▶ _ASSIGNMENT_:
In your copy of the entries below, keep every word exactly and leave out all images.
(SUPPLIED DATA Opens)
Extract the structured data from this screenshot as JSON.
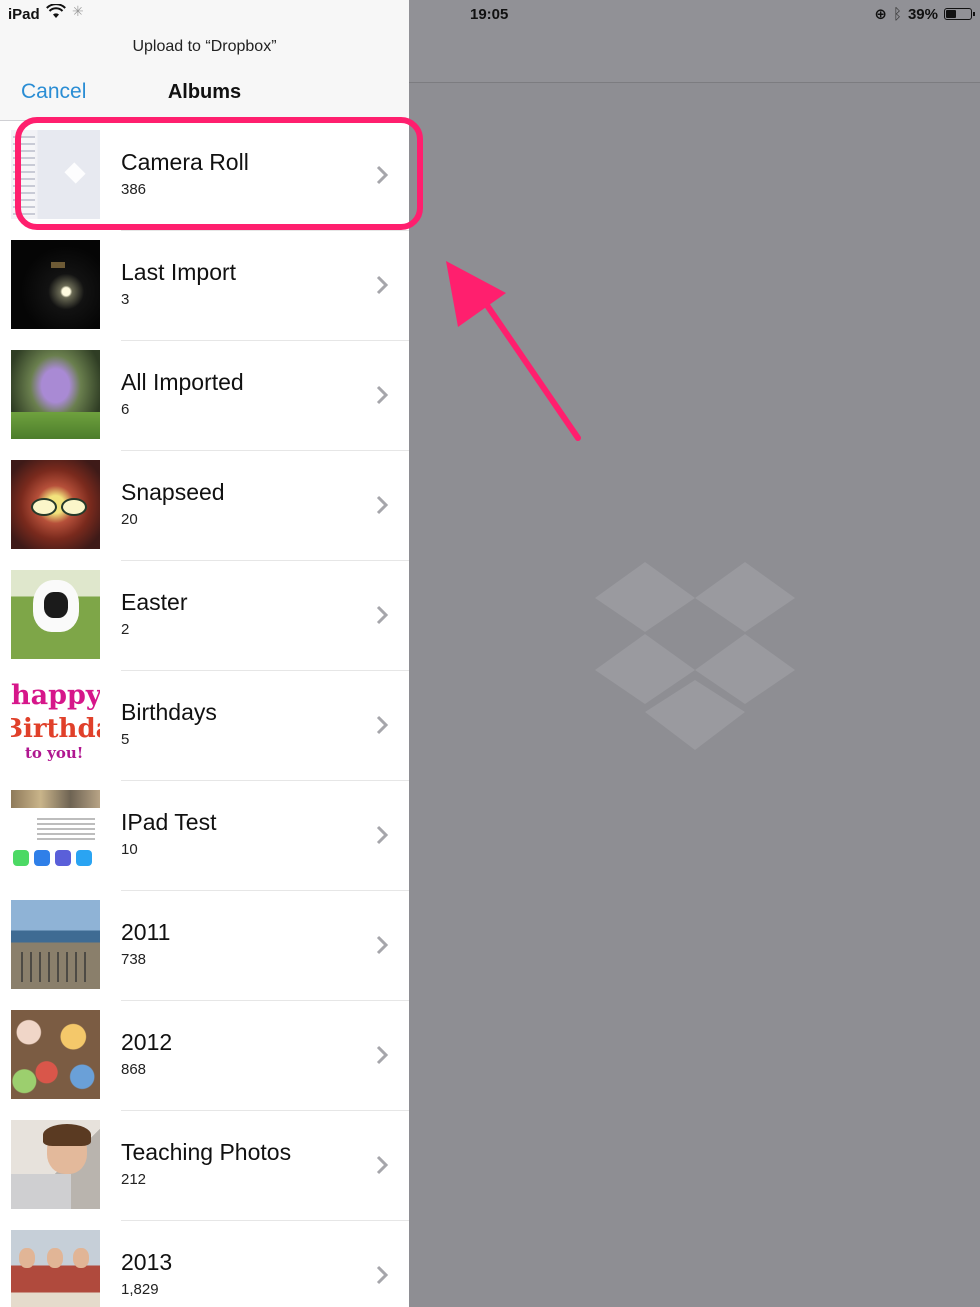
{
  "status_bar": {
    "carrier": "iPad",
    "time": "19:05",
    "battery": "39%",
    "battery_level": 0.39
  },
  "popover": {
    "prompt": "Upload to “Dropbox”",
    "cancel_label": "Cancel",
    "title": "Albums"
  },
  "albums": [
    {
      "name": "Camera Roll",
      "count": "386",
      "thumb_icon": "dropbox-screenshot-thumbnail"
    },
    {
      "name": "Last Import",
      "count": "3",
      "thumb_icon": "night-photo-thumbnail"
    },
    {
      "name": "All Imported",
      "count": "6",
      "thumb_icon": "flowers-photo-thumbnail"
    },
    {
      "name": "Snapseed",
      "count": "20",
      "thumb_icon": "portrait-photo-thumbnail"
    },
    {
      "name": "Easter",
      "count": "2",
      "thumb_icon": "lamb-photo-thumbnail"
    },
    {
      "name": "Birthdays",
      "count": "5",
      "thumb_icon": "birthday-card-thumbnail"
    },
    {
      "name": "IPad Test",
      "count": "10",
      "thumb_icon": "screenshot-thumbnail"
    },
    {
      "name": "2011",
      "count": "738",
      "thumb_icon": "bikes-photo-thumbnail"
    },
    {
      "name": "2012",
      "count": "868",
      "thumb_icon": "candy-photo-thumbnail"
    },
    {
      "name": "Teaching Photos",
      "count": "212",
      "thumb_icon": "child-photo-thumbnail"
    },
    {
      "name": "2013",
      "count": "1,829",
      "thumb_icon": "group-photo-thumbnail"
    }
  ],
  "birthday_card": {
    "line1": "happy",
    "line2": "Birthday",
    "line3": "to you!"
  },
  "colors": {
    "accent": "#2a8dd4",
    "annotation": "#ff1f6e",
    "background": "#8e8e93"
  }
}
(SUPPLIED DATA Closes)
▶ _EXERCISE ANSWER_:
Extract the structured data from this screenshot as JSON.
{
  "status_bar": {
    "carrier": "iPad",
    "time": "19:05",
    "battery": "39%",
    "battery_level": 0.39
  },
  "popover": {
    "prompt": "Upload to “Dropbox”",
    "cancel_label": "Cancel",
    "title": "Albums"
  },
  "albums": [
    {
      "name": "Camera Roll",
      "count": "386",
      "thumb_icon": "dropbox-screenshot-thumbnail"
    },
    {
      "name": "Last Import",
      "count": "3",
      "thumb_icon": "night-photo-thumbnail"
    },
    {
      "name": "All Imported",
      "count": "6",
      "thumb_icon": "flowers-photo-thumbnail"
    },
    {
      "name": "Snapseed",
      "count": "20",
      "thumb_icon": "portrait-photo-thumbnail"
    },
    {
      "name": "Easter",
      "count": "2",
      "thumb_icon": "lamb-photo-thumbnail"
    },
    {
      "name": "Birthdays",
      "count": "5",
      "thumb_icon": "birthday-card-thumbnail"
    },
    {
      "name": "IPad Test",
      "count": "10",
      "thumb_icon": "screenshot-thumbnail"
    },
    {
      "name": "2011",
      "count": "738",
      "thumb_icon": "bikes-photo-thumbnail"
    },
    {
      "name": "2012",
      "count": "868",
      "thumb_icon": "candy-photo-thumbnail"
    },
    {
      "name": "Teaching Photos",
      "count": "212",
      "thumb_icon": "child-photo-thumbnail"
    },
    {
      "name": "2013",
      "count": "1,829",
      "thumb_icon": "group-photo-thumbnail"
    }
  ],
  "birthday_card": {
    "line1": "happy",
    "line2": "Birthday",
    "line3": "to you!"
  },
  "colors": {
    "accent": "#2a8dd4",
    "annotation": "#ff1f6e",
    "background": "#8e8e93"
  }
}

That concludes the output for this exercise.